Gray died in November 1717. After the death of his widow in 1729, books formally passed to the town of Haddington, becoming in effect a 'town library'. Rules on borrowing and consultation appear to have been relaxed right from the start, the ministers of the neighbouring parishes were recorded as borrowers, and it would appear from the 1740s onwards any members of the Haddington public could borrow the books from the library room.

Around 60% of the collection can be traced back to Gray, who usually annotated his books with his signature, place and date and the motto taken from St. Augustine 'Summa religionis imitari quem colis'. He also added some pithy remarks on the content of some of the books. Additions were made to the collection after Gray's death, although inevitably some losses of books occurred, particularly in the 19th century. In 1828 the Gray library was re-arranged and a printed catalogue was published.
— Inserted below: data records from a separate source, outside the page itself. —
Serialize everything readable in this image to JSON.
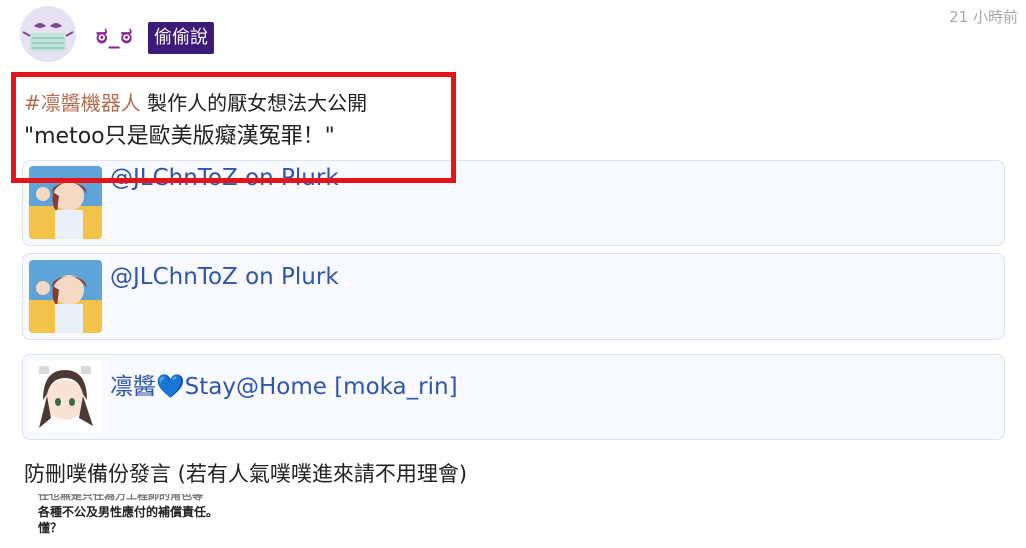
{
  "header": {
    "username": "ಠ_ಠ",
    "badge": "偷偷說",
    "timestamp": "21 小時前"
  },
  "post": {
    "hashtag": "#凛醬機器人",
    "line1_rest": " 製作人的厭女想法大公開",
    "line2": "\"metoo只是歐美版癡漢冤罪！\""
  },
  "cards": [
    {
      "title": "@JLChnToZ on Plurk",
      "thumb_icon": "anime-girl-thumbnail"
    },
    {
      "title": "@JLChnToZ on Plurk",
      "thumb_icon": "anime-girl-thumbnail"
    },
    {
      "title": "凛醬💙Stay@Home [moka_rin]",
      "thumb_icon": "anime-girl-headphones-thumbnail"
    }
  ],
  "footer_text": "防刪噗備份發言 (若有人氣噗噗進來請不用理會)",
  "snippet": {
    "lines": [
      "任也無是只任為万工程師的角色等",
      "各種不公及男性應付的補償責任。",
      "懂？"
    ]
  },
  "colors": {
    "username": "#8b2a8f",
    "badge_bg": "#3b1a7a",
    "hashtag": "#b56d4d",
    "link": "#2e55a8",
    "highlight": "#e3151a"
  }
}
The books had bookplates 'Haddingtown Library' containing an image of a goat (a symbol of the town of Haddington) pasted in and labels pasted on their spines bearing the numbers assigned to them in the 1828 catalogue. A further printed catalogue was produced in 1929 by W Forbes Gray.


The books have been catalogued individually and have the shelfmark 'Gray.'. The incunabula in the collection are part of the Library's Incunabula Collection.
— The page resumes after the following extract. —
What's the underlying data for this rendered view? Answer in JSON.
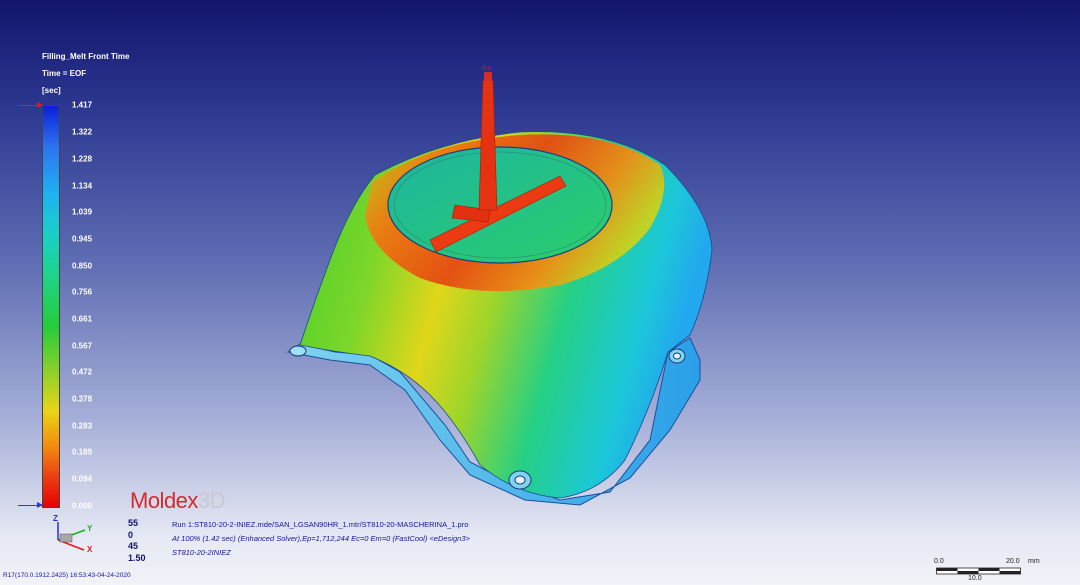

In 1961 the collection was deposited in the National Library by the Town Council of Haddington and the Gray Library Committee. The deposit was subsequently converted into a gift by East Lothian District Council in 1983.

Related collections

Along with the printed books, the Library also received a number of manuscripts including Gray's lecture notes and sermons, written in his hand, minute-books of the Trustees of the Gray Library, and, of outstanding interest, the loan register for borrowers of books, covering the years 1732-1796 and 1805-1816, one of the earliest loan registers to have survived in Scotland. The manuscripts are held at MSS.16446-16482.


'The Gray Library, Haddington', WJ Couper, Haddington, 1916.

'Catalogue of the Library of John Gray, Haddington', J Forbes Gray, Haddington, 1929.

'The Rise of Community Libraries in Scotland', P Kaufman, Papers of the Bibliographical Society of America, 59 (1965), 233-94.

'Glimpses into a town's reading habits in enlightenment Scotland: analysing the borrowings of Gray Library, Haddington, 1732–1816', VS Dunstan, Journal of Scottish Historical Studies, 26 (2006), 42-59.

Online resources

Information on John Gray from the website of the John Gray Centre, Haddington




Incunables (in NLS collections)

Scottish history and literature